If word gets out that our governor can be summoned for less than the bag boy at Piggly Wiggly makes annually – $12,000 comes out to about $6 an hour – McCrory will be a laughingstock at the next national governors’ ball.”

Sadly, Saunders is probably right on the money. Read the entire column by clicking here.

Commentary

In case you missed it, one of the weekend’s best editorials appeared in Saturday’s Greensboro News & Record. It blasted the General Assembly’s dreadful 11th hour addition to the already problematic bill to move next year’s primary election to March. A day after Chris Fitzsimon rightfully called the bill “what may be the most shocking piece of legislation passed in this General Assembly,” the N&R put it this way:

“It allows the creation of ‘affiliated party committees’ controlled by the speaker of the House, president pro tem of the Senate or House and Senate minority leaders. Bob Hall of the watchdog group Democracy North Carolina called them slush funds that could raise unlimited amounts of money from corporations or lobbyists, even during legislative sessions.

‘These changes take us backwards. They undercut the reforms adopted after the deal-making scandals involving House Speaker Jim Black a decade ago,’ Hall said in a news release Friday.

He should know. He and his organization initiated the complaints that led to federal corruption charges against Black, the Democratic speaker.

Hall added: ‘They give wealthy special interests new ways to dominate N.C. politics. And they create new ways for legislative leaders to sell access, steer money into their pet causes and exert control over other legislators.’”

The editorial concluded by calling on Gov. McCrory to veto the bill. And given that the measure only squeaked through the House by three votes, perhaps this once he’ll muster the courage. Click here to read the entire editorial.

Commentary

Today’s big top-of-the-fold story in Raleigh’s News & Observer will be the subject of next Tuesday’s N.C. Policy Watch Crucial Conversation luncheon. As the N&O reports:

“Millions of dollars poured into North Carolina political campaigns in recent years in a futile attempt to keep the video sweepstakes industry legal – much of the money at the direction of a man later charged in Florida with racketeering.

The free-wheeling spending on politicians, lawyers and lobbyists has raised suspicions, although one probe, by the state elections board, found no campaign finance violations.
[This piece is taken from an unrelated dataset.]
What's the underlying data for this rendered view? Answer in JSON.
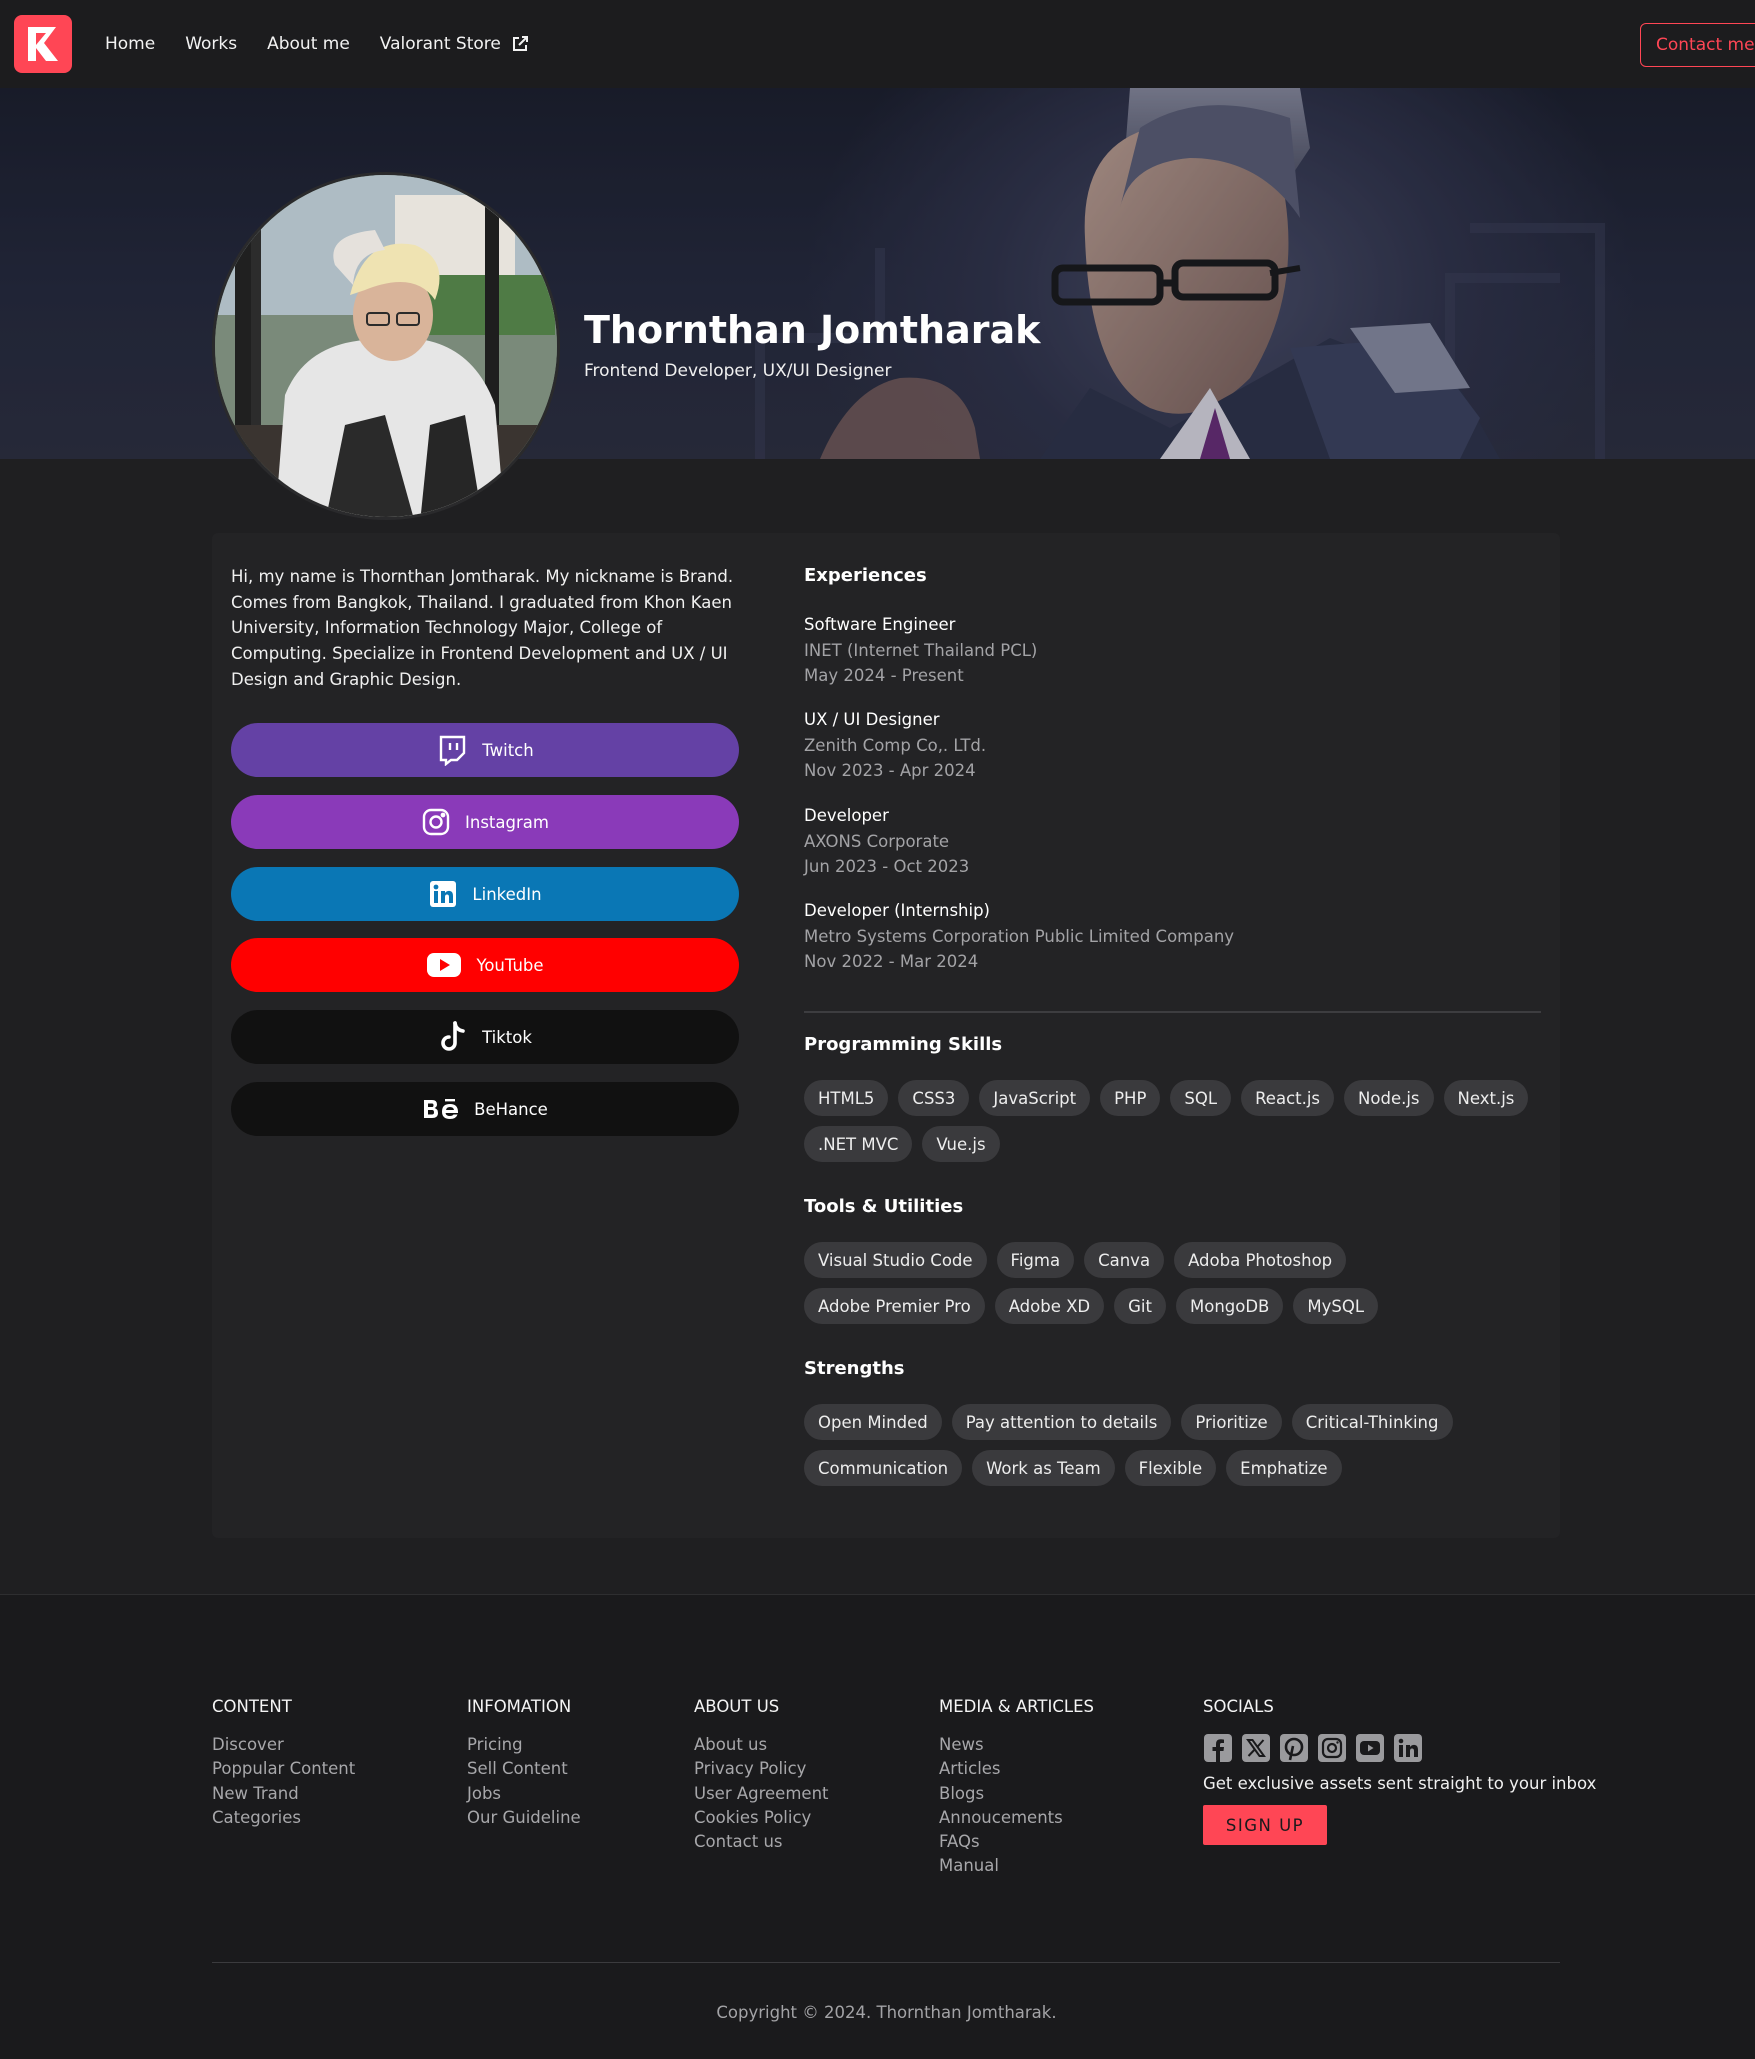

Campaign and ethics watchdogs hope state or federal prosecutors will pick up the trail and investigate more deeply.

The elections watchdog group Democracy North Carolina, whose complaint prompted the two-year elections board inquiry, now wants the U.S. attorney and the Wake County district attorney to determine whether laws against corruption, bribery or other offenses were broken, and for authorities to take another look at potential election law violations.”

Come join us next Tuesday as we get the full scoop on this troubling and thus far under-reported story with the watchdog behind it — Bob Hall of Democracy North Carolina:

Bob HallSweepstakes industry corruption: How far does it go? What should be done?
Featuring Bob Hall, Executive Director of Democracy North Carolina

Join us as Hall explains his findings, what Democracy NC is asking prosecutors to do and the overall state of political corruption in North Carolina politics today.

Click here to register

When:Tuesday, August 25, at noon — Box lunches will be available at 11:45 a.m.

Where: Center for Community Leadership Training Room at the Junior League of Raleigh Building, 711 Hillsborough St. (At the corner of Hillsborough and St. Mary’s streets)

Click here for parking info.

Space is limited – preregistration required.

Cost: $10, admission includes a box lunch.

Questions?? Contact Rob Schofield at 919-861-2065 or rob@ncpolicywatch.com